Shiprock NW now has tackle-football program
(Times photo - Sunnie Clahchischiligi)
By Sunnie Clahchischiligi
SHIPROCK, N.M., Sept. 12, 2013
(Times photo - Sunnie Clahchischiligi)
The sign now reads "Home of the Chieftains" because Shiprock High School has been the lone high school football team in one of the biggest towns on the Navajo Nation - but not anymore.
There's a new group of kids in town and they're looking to show another side of Shiprock and make a name for their school while they're at it.
Lyle Bonney, 16, one of two juniors on the team said he's passed that very sign that stands just outside of the Shiprock Chapter just about every day. He said it might be time for a change.
"We're going to go down there and ask them to put Home of the Falcons on there because we're thinking of taking over also," Bonney said with a laugh.
Bonney is part of the new tackle football program at Shiprock Northwest. It is the first time in the school's 11-year existence that it has had a tackle football program, let alone a football program at the high school level.
Shiprock Northwest head coach Vincent Lee, who was an assistant and head coach for the middle school flag football team, said the program has been a long time coming.
Lee said many male students started to leave the high school to play tackle football at other schools because there wasn't a program at Shiprock Northwest.
"The male numbers in our school aren't so high, and I thought this was a great way to keep these students in our school É" Lee said. "These students could really do well if we could keep them in our high school, unfortunately a lot of them are leaving to go play football at surrounding schools."
Lee noticed it about two years ago, so he, his middle school flag football players and some parents decided to push for a tackle football program.
Lee is a 1997 graduated of Navajo Preparatory School and played football under Earl Crisp and Robert Adams when the team qualified for the state championship in 1995 and 1997.
A petition was started but Lee said it took some time to get supporters involved.
"The second year, last year it really caught on fire," Lee said. "Parents got on board and the kids are the ones that really pushed it."
The kids stayed in school, kept up with their studies and proved to their family, school board and administrators that they deserved a tackle football program.
Lee said the young players were so persistent that after only a year of convincing, they got what they wanted. One of the driving forces behind the igniting of the program was Derrick Werito. Werito was an eighth grade player on the team who suffered a season-ending injury on Sept. 6 in the game against Many Farms; Lee said the team wishes him well.
"They were able to kind of show the school that this is something that they wanted," Lee said of his team. "That it was going to be something kind of necessary for them to stay at this high school, so the school bought into it."
The Falcons are in the 11-man, Class 1A independent classification.
Lee said any first-year football program is mandatorily put into the classification for one year.
As an independent team they are unable to participant in district games, titles and the state championship tournament at the end of the season. After the program's first year they will be placed into a district. Lee said his team might be in the class 2A-5 district next year with Navajo Pine and Ramah.
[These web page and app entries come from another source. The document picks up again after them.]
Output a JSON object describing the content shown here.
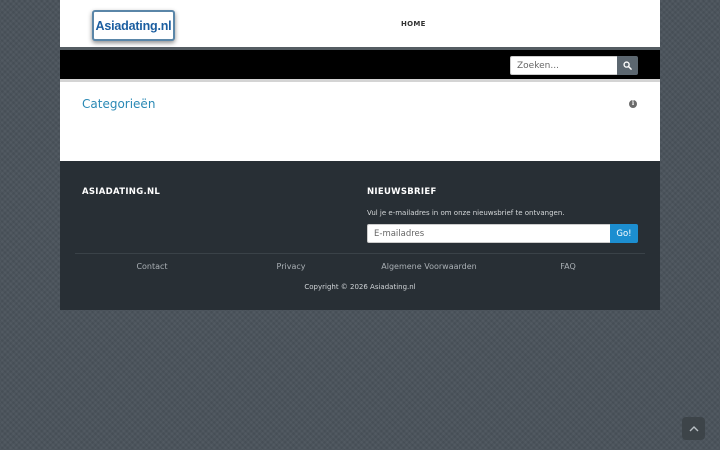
{
  "header": {
    "logo_text": "Asiadating.nl",
    "nav_home": "HOME"
  },
  "search": {
    "placeholder": "Zoeken...",
    "button_icon": "search-icon"
  },
  "main": {
    "title": "Categorieën",
    "info_icon": "info-icon",
    "info_glyph": "i"
  },
  "footer": {
    "brand_title": "ASIADATING.NL",
    "newsletter_title": "NIEUWSBRIEF",
    "newsletter_text": "Vul je e-mailadres in om onze nieuwsbrief te ontvangen.",
    "email_placeholder": "E-mailadres",
    "go_label": "Go!",
    "links": [
      "Contact",
      "Privacy",
      "Algemene Voorwaarden",
      "FAQ"
    ],
    "copyright": "Copyright © 2026 Asiadating.nl"
  },
  "back_to_top_icon": "chevron-up-icon",
  "colors": {
    "accent": "#2a89b5",
    "go_button": "#1c8ed0",
    "footer_bg": "#282f35",
    "search_bar_bg": "#000000"
  }
}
All of which is just fine with Lee and the boys, at least for now. Lee said one of the hardest transitions for his players is getting used to the physicality of the sport.
"Everyone of my kids never played contact football, even my senior," he said. "The biggest issue has been contact, getting the kids used to contact É that comes from experience, playing games and getting used to the contact and the speed of the game. It's a lack of being exposed to it."
Alyias Thomas, 13, an eighth-grade student at the middle school said getting used to the contact has been most difficult for him and his teammates. He said it might be hard but it's not keeping him from playing.
"It's time to bring flag football out and bring tackle football in -- tackle is more physical than flag," he said. "It's a great sports. It's fun. It's good to relieve energy and stress."
Thomas is one of a total of 19 players on the team. He is also one of three eighth-grade students. The rest of the team is made up of freshman, sophomores, two juniors and one senior.
The team has played two games so far this season. They lost in their season opener with Rock Point 6-56, followed by another loss to Many Farms 0-52.
Lee said with such tough losses most young men would be discouraged and disappointed, but not his team.
"Nobody has quit, they all come back. They're working hard, they're still working hard, they bought into the system that we're going to get better," Lee said. "I'm really happy to see that in them, that they're not upset or looking at each other or getting mad at the coaches."
Bonney said he never played a day of football and didn't watch very much of it but signed the petition to get the most out of his high school experience.
"We have a football field here and we hardly use it," he said. "I was just thinking it should be put to use, and I'd probably be one of the ones putting it to use."
He said at times the games does get tough but then he thinks of the support from his family and changing the sign that welcomes everyone to Shiprock.
"We have our parents to thank to keep us in football," he said. "This year, right now, we're just starting out, maybe next year tell the Chieftains to watch out."